The Texas A&M University System has signed a five-year master agreement with 3M that expands on a decades-long partnership between 3M and the Texas A&M Transportation Institute (TTI) to develop roadway signage and pavement marking technologies. The master agreement, which came about as a result of the availability of transportation testing facilities and expertise located […]
Self-Driving Cars. Seamless communication between vehicles and the roadside. The ability to multitask while driving from point A to point B reliably, safely and on time. It all sounds a bit like the George Jetson future we were promised in the 1950s, minus the flying cars. The difference is — the connected vehicle/automated vehicle (CV/AV) […]

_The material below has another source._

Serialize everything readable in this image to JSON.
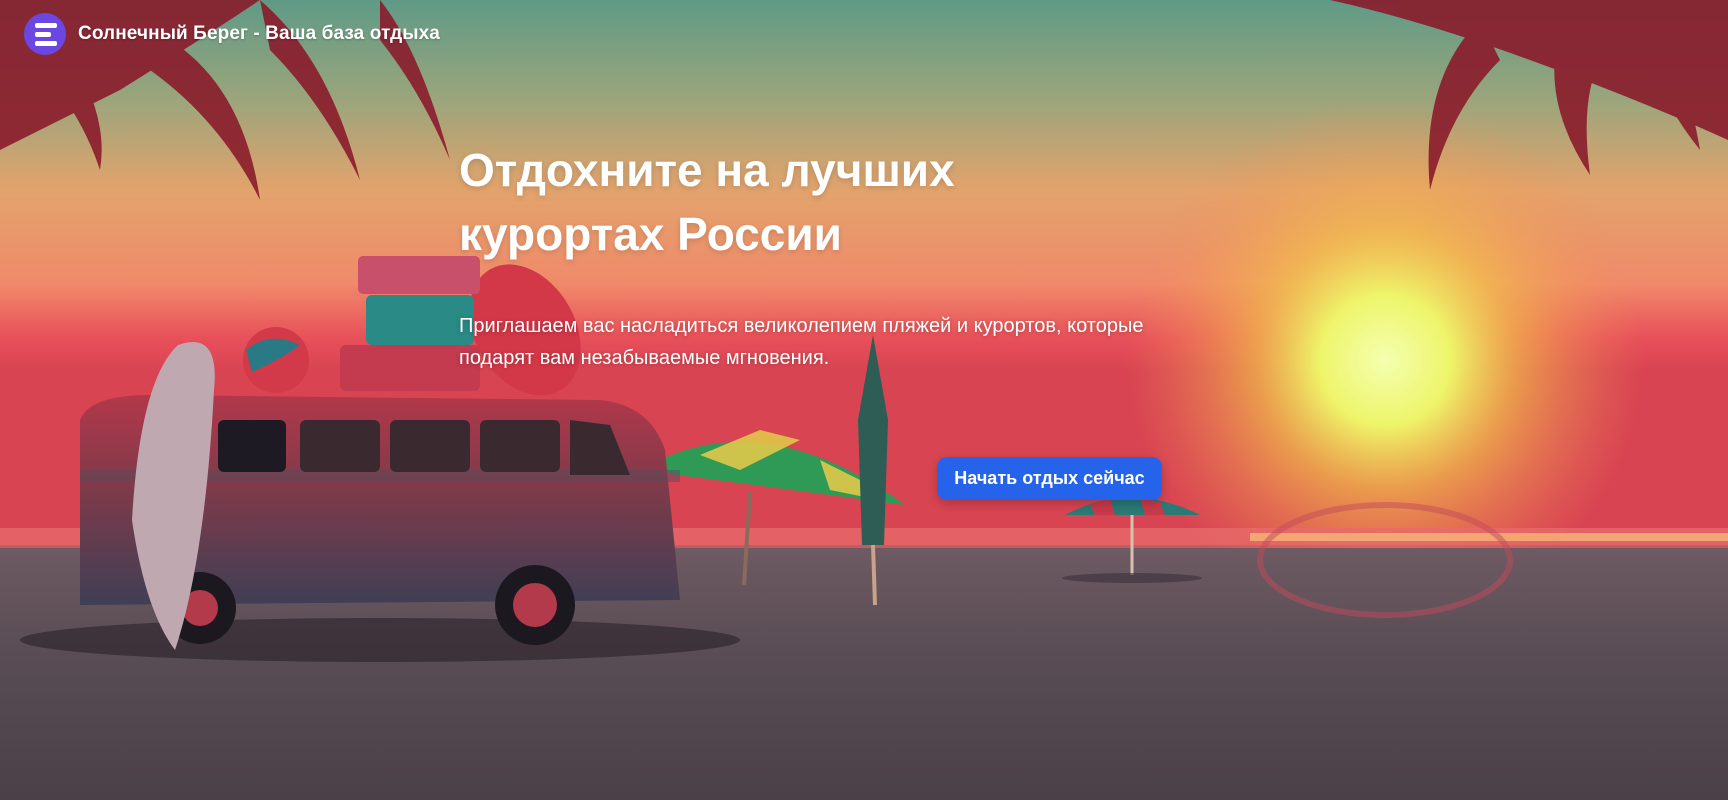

On Tuesday, October 13, and concurrent with the 89th Annual Transportation Short Course, the Texas A&M Transportation Institute’s (TTI’s) Materials and Pavements and Construction, Geotechnical and Structures Divisions hosted an open house of four transportation research laboratories. Facilities participating in the open house included TTI’s McNew Lab, High-Bay Structural and Materials Testing Lab, the Sensors […]
Before the new era of connected vehicles can become a reality, researchers must first find a way to test each proposed component and application under a variety of conditions that mimic real-world scenarios. For example, can the hardware inside a connected vehicle successfully receive and correctly interpret a queue warning, even with driving environments that […]
New facilities for the TTI HSECL should be up and running by the spring of 2013.
For the last four decades, TTI and TxDOT have ensured that wet-weather travel on the state’s 80,000 miles of roadways is safe — thanks to evaluating highly sophisticated and seldom-seen pieces of machinery.